Three main groups organized political efforts in order to make the federal government aware of its treaty obligations to the Odawa. They were the Michigan Indian Defense Association, the Michigan Indian Foundation, and the Northern Michigan Ottawa Association (NMOA). Prior to 1982, the Little Traverse Bay Bands of Odawa was known as the NMOA, Unit 1. The latter of these groups began to file for fishing rights, but the federal courts refused to recognize NMOA Unit 1 as a tribe because they were an organization.
In 1982, the tribe reorganized and took the name Little Traverse Bay Bands of Odawa Indians, but a federal court denied the tribe its rights because it was not federally recognized. The tribe began to pursue legislative reaffirmation on the basis of treaty relations with the federal government. On September 21, 1994, President Bill Clinton signed into law a bill that reaffirmed the United States’ political relationship with the Little Traverse Bay Bands of Odawa Indians.
While Odawa, a dialect of the Ojibwe language, is the dominant language of some tribal members, the majority primarily speak English. As part of language revitalization efforts, the Tribe sponsors summer language camps, language classes are offered at the local college in Petoskey, and free classes can easily be found in the area. Additionally, students at Harbor Springs High School can elect Anishnaabomiwen courses as part of their high school curriculum.
Prior to 2005, all governmental authority was vested in a seven-member Tribal Council. In 2005, the LTBBOI amended its tribal constitution to adopt a separation of powers model that divides governmental authority among legislative, executive, and judicial branches.
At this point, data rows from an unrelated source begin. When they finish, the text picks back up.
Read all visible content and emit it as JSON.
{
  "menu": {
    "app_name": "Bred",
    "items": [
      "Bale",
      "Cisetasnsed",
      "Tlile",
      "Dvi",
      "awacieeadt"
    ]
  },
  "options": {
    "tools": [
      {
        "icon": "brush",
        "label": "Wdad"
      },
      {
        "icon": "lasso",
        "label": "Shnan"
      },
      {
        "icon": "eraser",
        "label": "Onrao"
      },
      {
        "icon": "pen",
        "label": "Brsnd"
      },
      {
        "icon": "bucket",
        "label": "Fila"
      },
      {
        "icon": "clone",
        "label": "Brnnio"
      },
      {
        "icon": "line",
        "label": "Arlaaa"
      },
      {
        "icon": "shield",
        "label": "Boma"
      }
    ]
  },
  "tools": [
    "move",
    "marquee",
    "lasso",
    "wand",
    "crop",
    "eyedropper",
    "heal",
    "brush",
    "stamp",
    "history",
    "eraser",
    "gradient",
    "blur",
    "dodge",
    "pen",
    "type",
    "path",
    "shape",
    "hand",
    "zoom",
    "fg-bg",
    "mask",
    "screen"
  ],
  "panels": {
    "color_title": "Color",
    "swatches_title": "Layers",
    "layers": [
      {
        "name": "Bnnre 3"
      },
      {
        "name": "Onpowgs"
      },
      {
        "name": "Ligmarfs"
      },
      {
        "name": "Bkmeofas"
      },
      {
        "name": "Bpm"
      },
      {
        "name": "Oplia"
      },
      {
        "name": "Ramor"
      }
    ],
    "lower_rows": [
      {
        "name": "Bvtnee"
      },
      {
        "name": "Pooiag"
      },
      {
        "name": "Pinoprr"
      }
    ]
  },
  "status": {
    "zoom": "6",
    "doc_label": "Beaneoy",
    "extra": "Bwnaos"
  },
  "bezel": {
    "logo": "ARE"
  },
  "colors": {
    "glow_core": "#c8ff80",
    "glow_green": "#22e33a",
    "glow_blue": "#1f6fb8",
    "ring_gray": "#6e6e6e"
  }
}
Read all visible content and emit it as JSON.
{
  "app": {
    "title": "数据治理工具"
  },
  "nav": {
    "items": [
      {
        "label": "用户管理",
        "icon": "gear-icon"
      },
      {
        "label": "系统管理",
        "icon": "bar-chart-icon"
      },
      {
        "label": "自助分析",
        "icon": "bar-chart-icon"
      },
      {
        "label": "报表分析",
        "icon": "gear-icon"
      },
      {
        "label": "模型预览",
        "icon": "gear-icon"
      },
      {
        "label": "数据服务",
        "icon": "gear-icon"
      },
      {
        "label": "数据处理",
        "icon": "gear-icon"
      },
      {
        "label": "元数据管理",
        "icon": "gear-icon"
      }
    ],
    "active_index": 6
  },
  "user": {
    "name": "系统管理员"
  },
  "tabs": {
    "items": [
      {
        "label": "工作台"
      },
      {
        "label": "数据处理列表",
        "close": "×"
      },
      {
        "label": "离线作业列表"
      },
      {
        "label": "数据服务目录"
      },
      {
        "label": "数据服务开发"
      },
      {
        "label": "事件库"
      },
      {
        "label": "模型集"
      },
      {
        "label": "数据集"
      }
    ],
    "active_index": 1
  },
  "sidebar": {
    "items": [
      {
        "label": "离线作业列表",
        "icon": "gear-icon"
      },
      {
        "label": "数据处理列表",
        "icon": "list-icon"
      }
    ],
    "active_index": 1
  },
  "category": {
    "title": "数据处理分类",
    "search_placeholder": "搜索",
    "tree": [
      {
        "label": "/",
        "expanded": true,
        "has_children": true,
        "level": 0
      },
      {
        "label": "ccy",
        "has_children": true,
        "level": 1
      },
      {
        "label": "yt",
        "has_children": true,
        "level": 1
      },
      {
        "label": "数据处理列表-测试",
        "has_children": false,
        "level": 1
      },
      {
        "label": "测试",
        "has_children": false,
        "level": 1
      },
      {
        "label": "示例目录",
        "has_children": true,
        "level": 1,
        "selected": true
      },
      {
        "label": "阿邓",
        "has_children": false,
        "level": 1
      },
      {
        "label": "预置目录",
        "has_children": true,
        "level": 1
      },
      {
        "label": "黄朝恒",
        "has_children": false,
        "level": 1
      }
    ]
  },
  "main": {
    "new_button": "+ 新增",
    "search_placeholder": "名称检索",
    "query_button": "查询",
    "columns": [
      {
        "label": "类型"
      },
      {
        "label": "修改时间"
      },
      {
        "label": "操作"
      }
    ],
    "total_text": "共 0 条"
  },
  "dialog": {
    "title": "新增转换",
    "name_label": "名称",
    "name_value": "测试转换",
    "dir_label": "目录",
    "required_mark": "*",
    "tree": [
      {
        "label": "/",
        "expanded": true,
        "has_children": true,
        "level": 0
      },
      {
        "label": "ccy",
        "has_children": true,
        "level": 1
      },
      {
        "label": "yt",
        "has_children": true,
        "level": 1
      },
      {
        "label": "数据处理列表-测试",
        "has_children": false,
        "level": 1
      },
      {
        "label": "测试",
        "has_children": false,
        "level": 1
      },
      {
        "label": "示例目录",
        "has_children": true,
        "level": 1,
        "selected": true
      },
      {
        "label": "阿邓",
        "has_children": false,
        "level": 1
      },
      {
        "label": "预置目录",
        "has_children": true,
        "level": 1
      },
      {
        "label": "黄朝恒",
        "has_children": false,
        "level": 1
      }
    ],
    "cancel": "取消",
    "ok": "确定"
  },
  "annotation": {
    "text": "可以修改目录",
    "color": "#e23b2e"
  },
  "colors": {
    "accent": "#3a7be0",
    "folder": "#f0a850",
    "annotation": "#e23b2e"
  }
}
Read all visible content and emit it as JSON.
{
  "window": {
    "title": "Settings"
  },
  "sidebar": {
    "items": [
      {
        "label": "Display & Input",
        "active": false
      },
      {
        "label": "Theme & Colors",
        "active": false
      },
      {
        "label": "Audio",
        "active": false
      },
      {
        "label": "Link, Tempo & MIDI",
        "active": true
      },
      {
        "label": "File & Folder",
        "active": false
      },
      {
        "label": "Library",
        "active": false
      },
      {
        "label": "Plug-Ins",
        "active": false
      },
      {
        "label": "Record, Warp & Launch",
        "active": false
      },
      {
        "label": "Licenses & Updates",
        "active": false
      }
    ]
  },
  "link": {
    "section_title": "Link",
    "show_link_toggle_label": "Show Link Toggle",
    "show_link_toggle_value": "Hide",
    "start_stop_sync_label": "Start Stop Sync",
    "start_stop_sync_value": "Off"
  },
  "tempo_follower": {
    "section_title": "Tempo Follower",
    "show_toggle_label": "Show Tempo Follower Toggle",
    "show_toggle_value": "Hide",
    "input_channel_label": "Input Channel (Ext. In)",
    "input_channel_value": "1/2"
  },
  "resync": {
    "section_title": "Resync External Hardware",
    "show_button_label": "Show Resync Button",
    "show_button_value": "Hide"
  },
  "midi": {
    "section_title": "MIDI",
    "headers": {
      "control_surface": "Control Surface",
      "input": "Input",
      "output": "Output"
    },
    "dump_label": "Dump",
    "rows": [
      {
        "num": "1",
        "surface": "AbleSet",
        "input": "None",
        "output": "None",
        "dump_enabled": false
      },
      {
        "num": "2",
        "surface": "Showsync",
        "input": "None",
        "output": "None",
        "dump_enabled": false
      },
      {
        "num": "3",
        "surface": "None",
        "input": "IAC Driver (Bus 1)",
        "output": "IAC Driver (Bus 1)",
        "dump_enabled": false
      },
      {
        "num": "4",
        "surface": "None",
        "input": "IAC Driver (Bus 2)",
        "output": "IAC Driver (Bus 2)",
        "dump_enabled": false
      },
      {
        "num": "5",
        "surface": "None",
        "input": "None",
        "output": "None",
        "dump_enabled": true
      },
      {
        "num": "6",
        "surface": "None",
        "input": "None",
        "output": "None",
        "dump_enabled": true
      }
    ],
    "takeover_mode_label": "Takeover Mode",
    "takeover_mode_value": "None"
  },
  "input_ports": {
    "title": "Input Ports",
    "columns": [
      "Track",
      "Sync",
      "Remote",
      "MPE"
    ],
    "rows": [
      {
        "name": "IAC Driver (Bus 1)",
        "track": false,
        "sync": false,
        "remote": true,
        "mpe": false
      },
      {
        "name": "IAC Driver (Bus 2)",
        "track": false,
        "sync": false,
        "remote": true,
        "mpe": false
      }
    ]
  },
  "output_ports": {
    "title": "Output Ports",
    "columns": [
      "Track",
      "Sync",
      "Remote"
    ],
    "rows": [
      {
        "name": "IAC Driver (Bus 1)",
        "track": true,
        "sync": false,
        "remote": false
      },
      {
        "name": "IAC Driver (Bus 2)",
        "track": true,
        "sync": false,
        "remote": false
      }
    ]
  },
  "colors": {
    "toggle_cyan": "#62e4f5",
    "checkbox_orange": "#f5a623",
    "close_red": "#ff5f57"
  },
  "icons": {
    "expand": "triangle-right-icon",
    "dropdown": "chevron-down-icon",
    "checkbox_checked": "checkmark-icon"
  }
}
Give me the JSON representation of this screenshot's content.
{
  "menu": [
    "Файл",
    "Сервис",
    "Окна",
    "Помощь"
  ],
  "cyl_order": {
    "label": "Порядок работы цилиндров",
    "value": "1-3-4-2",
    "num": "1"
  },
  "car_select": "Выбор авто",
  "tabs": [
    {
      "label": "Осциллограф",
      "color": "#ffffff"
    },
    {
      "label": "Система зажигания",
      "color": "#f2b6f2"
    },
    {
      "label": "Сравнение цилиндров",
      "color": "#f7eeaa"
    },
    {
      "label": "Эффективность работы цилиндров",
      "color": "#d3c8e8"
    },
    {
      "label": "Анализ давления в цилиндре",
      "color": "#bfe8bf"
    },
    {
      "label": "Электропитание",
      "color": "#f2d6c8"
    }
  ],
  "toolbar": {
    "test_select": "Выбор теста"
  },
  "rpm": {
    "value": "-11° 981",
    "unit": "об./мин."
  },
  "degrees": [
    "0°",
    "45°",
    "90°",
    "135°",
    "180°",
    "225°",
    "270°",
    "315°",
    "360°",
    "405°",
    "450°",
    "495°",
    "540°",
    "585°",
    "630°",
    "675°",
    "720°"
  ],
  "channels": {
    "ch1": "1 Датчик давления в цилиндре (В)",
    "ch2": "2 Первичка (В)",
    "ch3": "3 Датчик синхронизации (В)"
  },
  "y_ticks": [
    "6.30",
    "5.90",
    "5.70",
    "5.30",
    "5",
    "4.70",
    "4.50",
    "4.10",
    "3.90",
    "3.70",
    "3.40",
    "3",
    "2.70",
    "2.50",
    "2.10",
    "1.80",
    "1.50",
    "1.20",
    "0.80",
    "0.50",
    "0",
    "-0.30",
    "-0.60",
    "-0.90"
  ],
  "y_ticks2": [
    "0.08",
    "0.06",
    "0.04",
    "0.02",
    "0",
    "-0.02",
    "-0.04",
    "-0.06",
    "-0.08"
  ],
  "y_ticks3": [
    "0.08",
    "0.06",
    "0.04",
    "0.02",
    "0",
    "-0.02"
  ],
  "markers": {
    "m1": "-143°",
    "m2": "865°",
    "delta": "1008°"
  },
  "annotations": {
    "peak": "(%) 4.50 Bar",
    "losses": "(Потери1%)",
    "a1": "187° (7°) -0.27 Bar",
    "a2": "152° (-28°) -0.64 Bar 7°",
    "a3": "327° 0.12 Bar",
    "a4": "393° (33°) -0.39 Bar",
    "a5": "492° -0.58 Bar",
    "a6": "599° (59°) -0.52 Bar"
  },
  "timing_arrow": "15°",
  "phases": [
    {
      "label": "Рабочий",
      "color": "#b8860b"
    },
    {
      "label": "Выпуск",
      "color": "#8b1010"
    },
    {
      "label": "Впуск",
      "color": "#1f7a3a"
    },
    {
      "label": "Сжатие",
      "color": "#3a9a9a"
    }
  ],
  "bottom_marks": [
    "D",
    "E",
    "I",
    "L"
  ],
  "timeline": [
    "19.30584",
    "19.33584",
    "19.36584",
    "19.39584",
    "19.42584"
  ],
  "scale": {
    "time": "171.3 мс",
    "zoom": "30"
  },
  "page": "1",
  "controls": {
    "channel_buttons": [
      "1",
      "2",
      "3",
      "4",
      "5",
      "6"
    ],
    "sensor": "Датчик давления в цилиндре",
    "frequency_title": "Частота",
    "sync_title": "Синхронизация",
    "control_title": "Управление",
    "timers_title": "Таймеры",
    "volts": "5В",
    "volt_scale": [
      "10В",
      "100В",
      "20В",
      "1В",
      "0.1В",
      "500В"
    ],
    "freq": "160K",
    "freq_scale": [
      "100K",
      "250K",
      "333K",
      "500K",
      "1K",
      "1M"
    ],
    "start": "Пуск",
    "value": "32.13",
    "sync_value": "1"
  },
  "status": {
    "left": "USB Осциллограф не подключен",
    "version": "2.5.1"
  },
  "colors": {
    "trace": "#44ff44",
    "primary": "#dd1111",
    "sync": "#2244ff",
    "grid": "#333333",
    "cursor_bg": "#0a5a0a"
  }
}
Under this system, the Tribal Council exercises the legislative powers; the Chairman, Vice Chairman and appointed Boards exercise the executive powers; and a tribal court system exercises the judicial powers.